MicroGroove Supercharges A3 Refrigerants at 500 Gram Use Condition: Smaller-Diameter Copper Tubes Favored as Charge Limit Increases for Propane

New York, New York (15 June 2019) – MicroGroove technology already is used in light commercial refrigeration with flammable refrigerants such as propane (R290) and isobutane (R600a) because it allows for the same cooling capacity to be realized using significantly less refrigerant charge.

This application of smaller-diameter copper tubes is expected to grow now that the International Electrotechnical Commission (IEC) has approved an increase in the charge limit for A3 (flammable) refrigerants to 500 grams from 150 grams in self-contained commercial refrigeration cabinets under IEC standard 60335-2-89.

When the charge limit was set at 150 grams (5.29 ounces), MicroGroove copper tubes were vital in the adoption of propane (R-290) and isobutane (R-600a). Nearly every major manufacturer of “reach in” cool display cases began to offer models with propane or isobutane as a refrigerant subject to the 150 gram use condition.

“The new 500 gram usage condition allows for the development of higher capacity systems without the need for multiple compressors. The standard allows for a broader capacity range in a single refrigeration circuit,” says Nigel Cotton, MicroGroove Team Leader for the International Copper Association. “Whatever the charge limit, MicroGroove increases the capacity. Refrigeration equipment manufacturers maximized the capacity attainable from a very small refrigerant charge under the 150 gram limit. This know-how with respect to the efficient use of refrigerant can now be transferred and applied to much larger systems.”

Economic Success Story

Initially, the phasedown of HFCs contributed to interest in low-GWP hydrocarbons such as propane and isobutane. Yet it is the attractive physical properties of these refrigerants that led to their quick adoption, once the regulatory hurdles in favor of hydrocarbons and against HFCs were in place.

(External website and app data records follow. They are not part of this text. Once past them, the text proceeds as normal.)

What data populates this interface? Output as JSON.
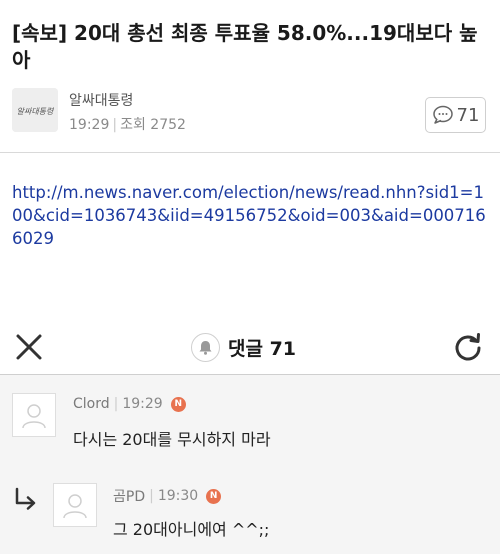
{
  "post": {
    "title": "[속보] 20대 총선 최종 투표율 58.0%...19대보다 높아",
    "author": "알싸대통령",
    "author_thumb_text": "알싸대통령",
    "time": "19:29",
    "views_label": "조회",
    "views": "2752",
    "comment_count": "71",
    "link": "http://m.news.naver.com/election/news/read.nhn?sid1=100&cid=1036743&iid=49156752&oid=003&aid=0007166029"
  },
  "comment_bar": {
    "title": "댓글 71"
  },
  "comments": [
    {
      "author": "Clord",
      "time": "19:29",
      "badge": "N",
      "text": "다시는 20대를 무시하지 마라",
      "is_reply": false
    },
    {
      "author": "곰PD",
      "time": "19:30",
      "badge": "N",
      "text": "그 20대아니에여 ^^;;",
      "is_reply": true
    }
  ],
  "icons": {
    "close": "close-icon",
    "bell": "bell-icon",
    "refresh": "refresh-icon",
    "speech": "speech-bubble-icon",
    "reply": "reply-arrow-icon"
  },
  "colors": {
    "link": "#1c3aa0",
    "badge": "#e8724f",
    "comments_bg": "#f5f5f5"
  }
}
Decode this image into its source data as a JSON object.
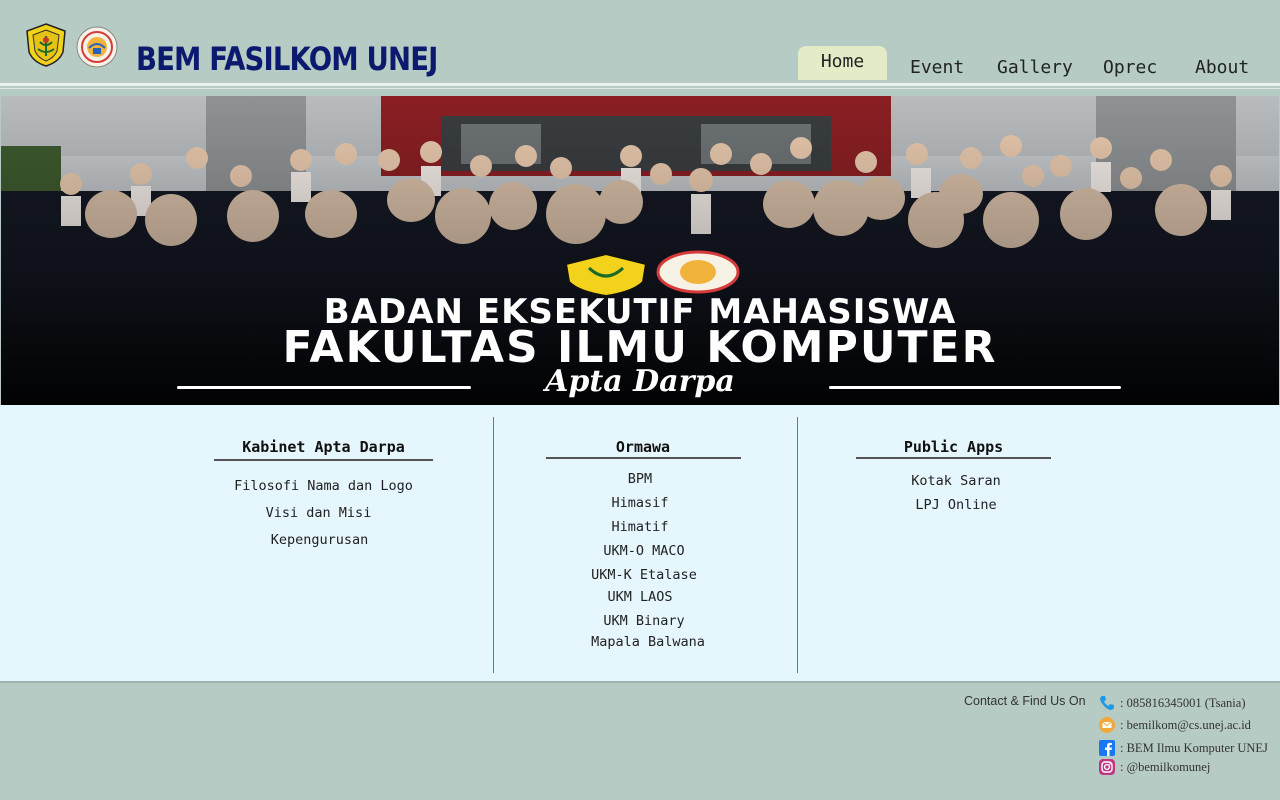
{
  "header": {
    "title": "BEM FASILKOM UNEJ",
    "nav": [
      {
        "label": "Home",
        "active": true
      },
      {
        "label": "Event"
      },
      {
        "label": "Gallery"
      },
      {
        "label": "Oprec"
      },
      {
        "label": "About"
      }
    ]
  },
  "banner": {
    "line1": "BADAN EKSEKUTIF MAHASISWA",
    "line2": "FAKULTAS ILMU KOMPUTER",
    "script": "Apta Darpa"
  },
  "columns": [
    {
      "heading": "Kabinet Apta Darpa",
      "links": [
        "Filosofi Nama dan Logo",
        "Visi dan Misi",
        "Kepengurusan"
      ]
    },
    {
      "heading": "Ormawa",
      "links": [
        "BPM",
        "Himasif",
        "Himatif",
        "UKM-O MACO",
        "UKM-K Etalase",
        "UKM LAOS",
        "UKM Binary",
        "Mapala Balwana"
      ]
    },
    {
      "heading": "Public Apps",
      "links": [
        "Kotak Saran",
        "LPJ Online"
      ]
    }
  ],
  "footer": {
    "contact_label": "Contact & Find Us On",
    "contacts": [
      {
        "icon": "phone-icon",
        "text": ": 085816345001 (Tsania)",
        "color": "#1e9be6"
      },
      {
        "icon": "email-icon",
        "text": ": bemilkom@cs.unej.ac.id",
        "color": "#f2a93b"
      },
      {
        "icon": "facebook-icon",
        "text": ": BEM Ilmu Komputer UNEJ",
        "color": "#1877f2"
      },
      {
        "icon": "instagram-icon",
        "text": ": @bemilkomunej",
        "color": "#c13584"
      }
    ]
  },
  "colors": {
    "header_bg": "#b5cbc3",
    "content_bg": "#e6f6fd",
    "title": "#0b1a6e",
    "active_tab": "#e3ecc6"
  }
}
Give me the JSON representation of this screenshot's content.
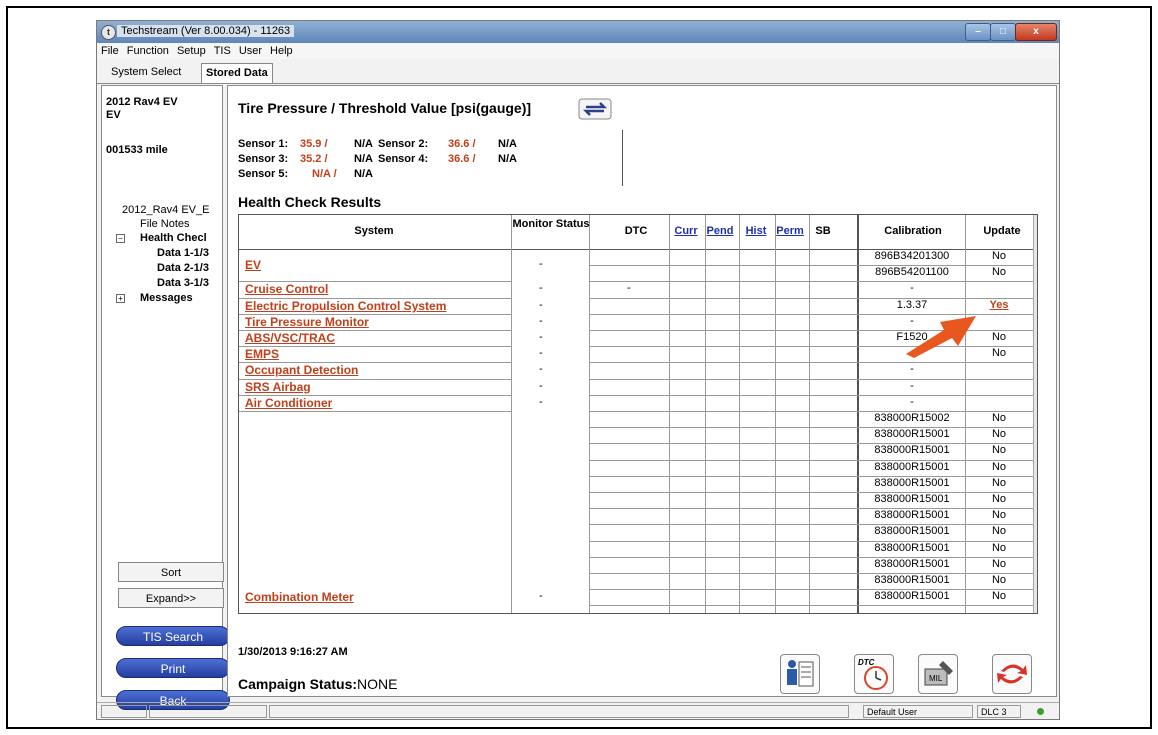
{
  "window": {
    "title": "Techstream (Ver 8.00.034) - 11263",
    "minimize": "–",
    "maximize": "□",
    "close": "x"
  },
  "menu": [
    "File",
    "Function",
    "Setup",
    "TIS",
    "User",
    "Help"
  ],
  "tabs": [
    "System Select",
    "Stored Data"
  ],
  "sidebar": {
    "vehicle_line1": "2012 Rav4 EV",
    "vehicle_line2": "EV",
    "mileage": "001533 mile",
    "tree": {
      "root": "2012_Rav4 EV_E",
      "file_notes": "File Notes",
      "health_check": "Health Checl",
      "data1": "Data 1-1/3",
      "data2": "Data 2-1/3",
      "data3": "Data 3-1/3",
      "messages": "Messages"
    },
    "sort_label": "Sort",
    "expand_label": "Expand>>",
    "tis_search_label": "TIS Search",
    "print_label": "Print",
    "back_label": "Back"
  },
  "tire_pressure": {
    "title": "Tire Pressure / Threshold Value [psi(gauge)]",
    "sensor1_label": "Sensor 1:",
    "sensor1_value": "35.9 /",
    "sensor1_threshold": "N/A",
    "sensor2_label": "Sensor 2:",
    "sensor2_value": "36.6 /",
    "sensor2_threshold": "N/A",
    "sensor3_label": "Sensor 3:",
    "sensor3_value": "35.2 /",
    "sensor3_threshold": "N/A",
    "sensor4_label": "Sensor 4:",
    "sensor4_value": "36.6 /",
    "sensor4_threshold": "N/A",
    "sensor5_label": "Sensor 5:",
    "sensor5_value": "N/A /",
    "sensor5_threshold": "N/A"
  },
  "health": {
    "title": "Health Check Results",
    "columns": {
      "system": "System",
      "monitor_status": "Monitor Status",
      "dtc": "DTC",
      "curr": "Curr",
      "pend": "Pend",
      "hist": "Hist",
      "perm": "Perm",
      "sb": "SB",
      "calibration": "Calibration",
      "update": "Update"
    },
    "systems": [
      {
        "name": "EV",
        "status": "-",
        "dtc": ""
      },
      {
        "name": "Cruise Control",
        "status": "-",
        "dtc": "-"
      },
      {
        "name": "Electric Propulsion Control System",
        "status": "-",
        "dtc": ""
      },
      {
        "name": "Tire Pressure Monitor",
        "status": "-",
        "dtc": ""
      },
      {
        "name": "ABS/VSC/TRAC",
        "status": "-",
        "dtc": ""
      },
      {
        "name": "EMPS",
        "status": "-",
        "dtc": ""
      },
      {
        "name": "Occupant Detection",
        "status": "-",
        "dtc": ""
      },
      {
        "name": "SRS Airbag",
        "status": "-",
        "dtc": ""
      },
      {
        "name": "Air Conditioner",
        "status": "-",
        "dtc": ""
      },
      {
        "name": "Combination Meter",
        "status": "-",
        "dtc": ""
      }
    ],
    "calibration_rows": [
      {
        "cal": "896B34201300",
        "upd": "No"
      },
      {
        "cal": "896B54201100",
        "upd": "No"
      },
      {
        "cal": "-",
        "upd": ""
      },
      {
        "cal": "1.3.37",
        "upd": "Yes"
      },
      {
        "cal": "-",
        "upd": ""
      },
      {
        "cal": "F1520",
        "upd": "No"
      },
      {
        "cal": "",
        "upd": "No"
      },
      {
        "cal": "-",
        "upd": ""
      },
      {
        "cal": "-",
        "upd": ""
      },
      {
        "cal": "-",
        "upd": ""
      },
      {
        "cal": "838000R15002",
        "upd": "No"
      },
      {
        "cal": "838000R15001",
        "upd": "No"
      },
      {
        "cal": "838000R15001",
        "upd": "No"
      },
      {
        "cal": "838000R15001",
        "upd": "No"
      },
      {
        "cal": "838000R15001",
        "upd": "No"
      },
      {
        "cal": "838000R15001",
        "upd": "No"
      },
      {
        "cal": "838000R15001",
        "upd": "No"
      },
      {
        "cal": "838000R15001",
        "upd": "No"
      },
      {
        "cal": "838000R15001",
        "upd": "No"
      },
      {
        "cal": "838000R15001",
        "upd": "No"
      },
      {
        "cal": "838000R15001",
        "upd": "No"
      },
      {
        "cal": "838000R15001",
        "upd": "No"
      }
    ]
  },
  "footer": {
    "timestamp": "1/30/2013 9:16:27 AM",
    "campaign_label": "Campaign Status:",
    "campaign_value": "NONE",
    "dtc_icon_text": "DTC",
    "mil_icon_text": "MIL"
  },
  "statusbar": {
    "user": "Default User",
    "dlc": "DLC 3"
  },
  "colors": {
    "accent_red": "#c0401b",
    "arrow": "#e8581e",
    "pill_blue": "#2f4bb7",
    "status_green": "#3ba02a"
  }
}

The excellent thermodynamic properties of propane and isobutane and the fact that they are readily available and affordable are important drivers of change. Refrigeration systems that use isobutane as a refrigerant offer high-efficiency and high-performance. They have proven their reliability in Europe, where isobutane has been used in refrigerators for many years.

Although R290 and R600a are classified as A3 flammable refrigerants, they are deemed safe to use when proper protocols are followed. They are not drop-in replacements for hydrofluorocarbon refrigerants. The appliance components must be specifically designed for flammable hydrocarbon refrigerants, they must comply with the charge limit and they must be labeled with warnings.

“Propane and MicroGroove copper tubes are ecofriendly partners in the campaign to reduce the volume of F-gases released in the atmosphere from commercial refrigeration applications” said Cotton. “MicroGroove technology is uniquely suited for use with propane and isobutane, particularly with respect to reduced refrigerant charge.”

The website www.microgroove.net includes additional data on heat exchanger design and manufacturing technology. It also includes links to the MicroGroove series of webinars.  A technical literature section provides links to technical papers relating to laboratory experiments, tube circuitry optimization, fin design and manufacturing equipment.


1. Nigel Cotton, Adam Rhoads, Anderson Bortoletto, Yoram Shabtay, “Optimization of MicroGroove Copper Tube Coil Designs for Flammable Refrigerants,” 17th International Refrigeration and Air Conditioning Conference at Purdue, July 9-12, 2018, Paper 2332.


About ICA

ICA brings together the global copper industry to develop and defend markets for copper and to make a positive contribution to society’s sustainable-development goals. Headquartered in New York, the organization has offices in four primary regions: Asia, Europe and Africa, Latin America and North America. Copper Alliance® programs and initiatives are executed in nearly 60 countries through its regional offices. For additional information please visit copperalliance.org.